Vincent Price
Actor, writer, and gourmet, Vincent Leonard Price, Jr. was born in St Louis, Missouri, to Marguerite Cobb (Wilcox) and Vincent Leonard Price, Sr., president of the National Candy Company. He traveled through Europe, studied at Yale and became an actor. He made his screen debut in 1938, and after many minor roles...
Henry Travers
British-born Henry Travers was a veteran of the English stage before emigrating to the U.S. in 1917. He gained more stage experience there on Broadway working with the Theatre Guild, and began his long film career with Reunion in Vienna. Travers' kindly, grandfatherly demeanor became familiar to filmgoers over the next 25 years...
Jean Arthur

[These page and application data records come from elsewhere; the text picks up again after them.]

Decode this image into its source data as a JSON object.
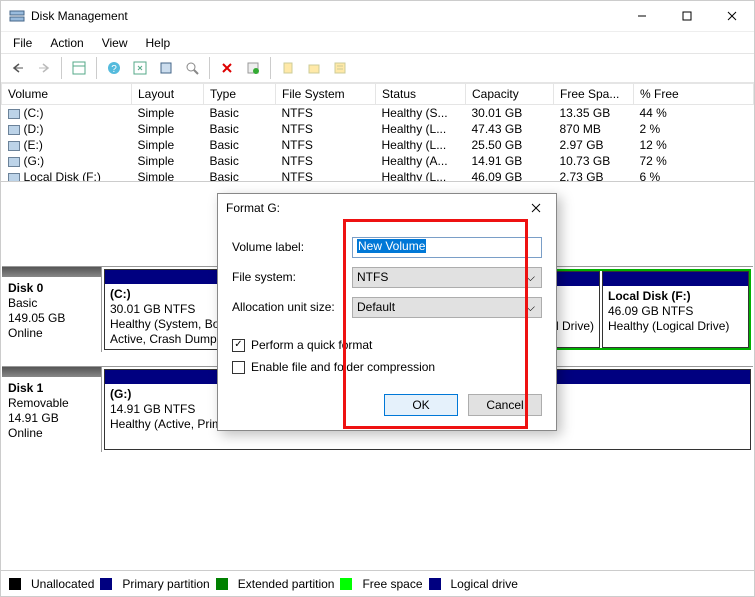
{
  "window": {
    "title": "Disk Management"
  },
  "menu": {
    "file": "File",
    "action": "Action",
    "view": "View",
    "help": "Help"
  },
  "columns": {
    "volume": "Volume",
    "layout": "Layout",
    "type": "Type",
    "fs": "File System",
    "status": "Status",
    "capacity": "Capacity",
    "free": "Free Spa...",
    "pct": "% Free"
  },
  "rows": [
    {
      "vol": "(C:)",
      "layout": "Simple",
      "type": "Basic",
      "fs": "NTFS",
      "status": "Healthy (S...",
      "cap": "30.01 GB",
      "free": "13.35 GB",
      "pct": "44 %"
    },
    {
      "vol": "(D:)",
      "layout": "Simple",
      "type": "Basic",
      "fs": "NTFS",
      "status": "Healthy (L...",
      "cap": "47.43 GB",
      "free": "870 MB",
      "pct": "2 %"
    },
    {
      "vol": "(E:)",
      "layout": "Simple",
      "type": "Basic",
      "fs": "NTFS",
      "status": "Healthy (L...",
      "cap": "25.50 GB",
      "free": "2.97 GB",
      "pct": "12 %"
    },
    {
      "vol": "(G:)",
      "layout": "Simple",
      "type": "Basic",
      "fs": "NTFS",
      "status": "Healthy (A...",
      "cap": "14.91 GB",
      "free": "10.73 GB",
      "pct": "72 %"
    },
    {
      "vol": "Local Disk  (F:)",
      "layout": "Simple",
      "type": "Basic",
      "fs": "NTFS",
      "status": "Healthy (L...",
      "cap": "46.09 GB",
      "free": "2.73 GB",
      "pct": "6 %"
    }
  ],
  "disk0": {
    "name": "Disk 0",
    "type": "Basic",
    "size": "149.05 GB",
    "state": "Online",
    "p1": {
      "title": "(C:)",
      "line2": "30.01 GB NTFS",
      "line3": "Healthy (System, Boot, Page File, Active, Crash Dump, Primary Partition)"
    },
    "pF": {
      "title": "Local Disk   (F:)",
      "line2": "46.09 GB NTFS",
      "line3": "Healthy (Logical Drive)"
    },
    "pHidden": {
      "line3": "l Drive)"
    }
  },
  "disk1": {
    "name": "Disk 1",
    "type": "Removable",
    "size": "14.91 GB",
    "state": "Online",
    "p1": {
      "title": "(G:)",
      "line2": "14.91 GB NTFS",
      "line3": "Healthy (Active, Primary Partition)"
    }
  },
  "legend": {
    "unalloc": "Unallocated",
    "primary": "Primary partition",
    "extended": "Extended partition",
    "free": "Free space",
    "logical": "Logical drive"
  },
  "dialog": {
    "title": "Format G:",
    "labels": {
      "vol": "Volume label:",
      "fs": "File system:",
      "aus": "Allocation unit size:"
    },
    "values": {
      "vol": "New Volume",
      "fs": "NTFS",
      "aus": "Default"
    },
    "chk1": "Perform a quick format",
    "chk2": "Enable file and folder compression",
    "ok": "OK",
    "cancel": "Cancel",
    "quickFormatChecked": true,
    "compressionChecked": false
  },
  "colors": {
    "navy": "#000080",
    "green": "#00a000",
    "lime": "#00ff00",
    "black": "#000000",
    "highlightRed": "#e11"
  }
}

This marvelous screen comedienne's best asset was only muffled during her seven years' stint in silent films. That asset? It was, of course, her squeaky, frog-like voice, which silent-era cinema audiences had simply no way of perceiving, much less appreciating. Jean Arthur, born Gladys Georgianna Greene in upstate New York...
Louise Beavers
Actress, Beulah
1930s and 1940s film actress Louise Beavers was merely one of a dominant gallery of plus-sized and plus-talented African-American character actresses forced to endure blatant, discouraging and demeaning stereotypes during Depression-era and WWII Hollywood. It wasn't until Louise's triumphant role in...
Ingrid Bergman
Actress, Casablanca
Ingrid Bergman was one of the greatest actresses from Hollywood's lamented Golden Era. Her natural and unpretentious beauty and her immense acting talent made her one of the most celebrated figures in the history of American cinema. Bergman is also one of the most Oscar-awarded actresses, tied with Meryl Streep, both are second only to Katharine Hepburn...
Janet Leigh
Actress, Psycho
Janet Leigh was the only child of a couple who often moved from town to town. Living in apartments, Janet was a bright child who skipped several grades and finished high school when she was 15. A lonely child, she would spend much of her time at movie theaters. She was a student, studying music and psychology...
Agnes Moorehead
Actress, Bewitched
Of Irish/English ancestry, Agnes was born near Boston, the daughter of a Presbyterian minister (her mother was a mezzo-soprano) who encouraged her to perform in church pageants. Aged three, she sang 'The Lord is my Shepherd' on a public stage and seven years later joined the St. Louis Municipal Opera as a dancer and singer for four years...
Maureen O'Hara
In America, the early performing arts accomplishments of young Maureen FitzSimons (who we know as Maureen O'Hara) would definitely have put her in the child prodigy category. However, for a child of Irish heritage surrounded by gifted parents and family, these were very natural traits. Maureen made her entrance into this caring haven on August 17...
Donna Reed
Donna Reed was born in the midwestern town of Denison, Iowa, on January 27, 1921, as Donna Belle Mullenger. A small town - a population of less than 3,000 people - Denison was located by the Boyer River, and was the county seat of Crawford County. Donna grew up as a farm girl, much like many young girls in western Iowa...
Rita Hayworth
Actress, Gilda
Spanish dancer Eduardo Cansino's daughter Margarita studied dancing beginning in her girlhood. At age 12, the mature-looking Rita joined Eduardo's stage act, in which she was spotted three years later by Fox studio head Winfield R. Sheehan, leading to her first studio contract and film debut at age 16 in Dante's Inferno...